Remember that competition is fierce! Many fire departments receive large numbers of applications and frequently limit the recruitment period or number of applications. Therefore, it is important to have a current resume, all of your training certificates and application materials organized, with extra copies of certificates, diplomas, coursework, and related documents to be included with the application packet. Be prepared to participate in a written examination and physical agility test immediately following your application for a position. Many departments accept applications and administer the initial test within a 48-hour period, typically over a weekend.

Written exams may have firefighter related questions or can be a general knowledge Civil Service-type examination. Those successfully passing the written portion are usually provided a written score. The next step in the process is to participate in the physical agility test. This test measures fire-fighting related tasks participants must perform within a specified time limit in order to pass. Each physical test is a task you would perform as a firefighter. Note: Some departments conduct a physical agility test prior to a written test. Either way, the pass/fail scores will indicate whether one proceeds forward in the testing process.

The top scoring participants who have successfully passed the written and physical agility tests may be scheduled to participate in an oral interview. The oral places the candidate in front of a panel of people who are experts in fire protection, community members, or city staff. Questions are asked to evaluate one's character, honesty, ability to get along with others, educational background, experience, special skills, and other areas of related value.

Once the testing is completed, successful candidates are typically ranked on an eligibility list. Depending on the number of positions open, the top individuals on that list may qualify for a Fire Chief interview. Some departments do not have a Fire Chief interview. Some elect to have a panel interview consisting of the Fire Chief, Police Chief, City Manager, members of the City Council, members of a special Fire Department recruiting board/administrative staff, or other combinations of personnel.

Those selected to become a firefighter in Chico are given a conditional job offer. A full background check, medical evaluation, psychological exam, and all necessary paperwork is completed. If successfully completed, the probationary firefighter period begins.

Probationary Chico firefighters who are hired off a lateral or entry firefighter list are required to pass a minimum six-week Orientation Academy before being assigned to a working shift. The probationary period lasts for one year during which probationary firefighters will be required to pass a six-month test, a twelve-month test, emergency medical skill test, a map test, and a driver license test if not previously holding a Class A or B license. These tests measure fire-fighting knowledge, skills to perform the job safely and efficiently, and the knowledge and abilities needed. Upon successful completion of the tests and approval by the Fire Chief, the probationary firefighter becomes a permanent city employee.

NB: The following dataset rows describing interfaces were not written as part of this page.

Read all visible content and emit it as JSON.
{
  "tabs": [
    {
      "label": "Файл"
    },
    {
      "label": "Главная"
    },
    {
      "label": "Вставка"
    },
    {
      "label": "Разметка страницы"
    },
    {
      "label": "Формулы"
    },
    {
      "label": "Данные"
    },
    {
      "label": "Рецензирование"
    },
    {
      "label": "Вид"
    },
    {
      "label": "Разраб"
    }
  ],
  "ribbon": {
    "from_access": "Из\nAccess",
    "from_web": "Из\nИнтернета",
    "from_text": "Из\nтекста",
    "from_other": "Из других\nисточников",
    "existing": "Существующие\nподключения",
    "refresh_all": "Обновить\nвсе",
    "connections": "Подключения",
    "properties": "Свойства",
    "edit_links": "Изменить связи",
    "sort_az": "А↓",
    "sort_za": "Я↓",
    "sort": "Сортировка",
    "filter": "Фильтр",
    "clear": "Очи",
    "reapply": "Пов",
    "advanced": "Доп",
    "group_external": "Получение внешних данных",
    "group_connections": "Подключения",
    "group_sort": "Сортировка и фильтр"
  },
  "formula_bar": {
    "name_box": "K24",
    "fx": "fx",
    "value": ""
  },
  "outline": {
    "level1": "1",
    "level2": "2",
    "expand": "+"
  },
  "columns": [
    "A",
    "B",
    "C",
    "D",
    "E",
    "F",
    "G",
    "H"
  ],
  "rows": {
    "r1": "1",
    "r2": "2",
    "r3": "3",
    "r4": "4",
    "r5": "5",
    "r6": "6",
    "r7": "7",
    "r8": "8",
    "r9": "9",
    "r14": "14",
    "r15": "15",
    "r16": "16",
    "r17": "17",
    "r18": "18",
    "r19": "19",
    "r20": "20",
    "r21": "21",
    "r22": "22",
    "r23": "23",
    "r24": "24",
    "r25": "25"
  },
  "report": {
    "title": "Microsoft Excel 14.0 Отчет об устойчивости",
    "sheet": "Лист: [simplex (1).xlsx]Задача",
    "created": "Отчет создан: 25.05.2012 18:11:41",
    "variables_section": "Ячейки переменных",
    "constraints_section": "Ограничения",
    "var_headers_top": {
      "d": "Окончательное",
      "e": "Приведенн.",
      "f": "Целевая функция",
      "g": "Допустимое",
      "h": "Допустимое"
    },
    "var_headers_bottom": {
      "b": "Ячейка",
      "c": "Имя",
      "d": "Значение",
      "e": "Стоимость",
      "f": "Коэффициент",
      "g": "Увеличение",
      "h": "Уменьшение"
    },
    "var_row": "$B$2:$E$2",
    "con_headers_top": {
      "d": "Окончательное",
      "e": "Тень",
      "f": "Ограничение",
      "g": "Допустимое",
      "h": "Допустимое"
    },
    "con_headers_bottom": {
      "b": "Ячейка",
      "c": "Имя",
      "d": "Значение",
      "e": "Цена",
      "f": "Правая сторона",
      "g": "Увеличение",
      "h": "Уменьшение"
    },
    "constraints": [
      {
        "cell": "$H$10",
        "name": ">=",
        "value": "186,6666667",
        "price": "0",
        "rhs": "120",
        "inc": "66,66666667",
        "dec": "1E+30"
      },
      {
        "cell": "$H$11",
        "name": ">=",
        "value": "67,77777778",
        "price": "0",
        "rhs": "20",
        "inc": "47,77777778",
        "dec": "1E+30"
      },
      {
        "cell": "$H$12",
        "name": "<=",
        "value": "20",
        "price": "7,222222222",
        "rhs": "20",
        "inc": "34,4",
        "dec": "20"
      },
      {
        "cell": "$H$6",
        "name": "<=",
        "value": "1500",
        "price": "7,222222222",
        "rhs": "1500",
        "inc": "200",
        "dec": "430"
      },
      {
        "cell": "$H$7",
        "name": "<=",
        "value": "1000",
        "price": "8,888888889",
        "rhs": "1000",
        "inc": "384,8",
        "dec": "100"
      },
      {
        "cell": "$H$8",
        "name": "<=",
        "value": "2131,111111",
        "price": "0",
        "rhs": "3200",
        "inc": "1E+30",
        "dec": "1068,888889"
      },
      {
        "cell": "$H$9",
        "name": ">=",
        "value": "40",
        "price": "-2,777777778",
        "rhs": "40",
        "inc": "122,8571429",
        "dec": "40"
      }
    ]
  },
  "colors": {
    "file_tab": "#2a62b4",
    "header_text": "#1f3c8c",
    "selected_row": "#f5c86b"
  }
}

A firefighting career is not limited to structural firefighting, rescue, and medical response. Another area many people start in is wildland or forest firefighting. These careers may take a similar testing path, but result in a different career path.

One may also prepare differently relative to education. Once you have chosen a career, there is the opportunity to extend one's knowledge by attending fire related classes certified by the California State Board of Fire Services, or you may chose to specialize into a certified field of expertise, such as hazardous materials, fire prevention, emergency medical services, or rescue, just to name a few. In your chosen career, diversification into other fire related fields is possible along with the possibility of promotions.

The Fire Service presents a highly rewarding career for both men and women of all ethnicities. Consider your future. Take a look!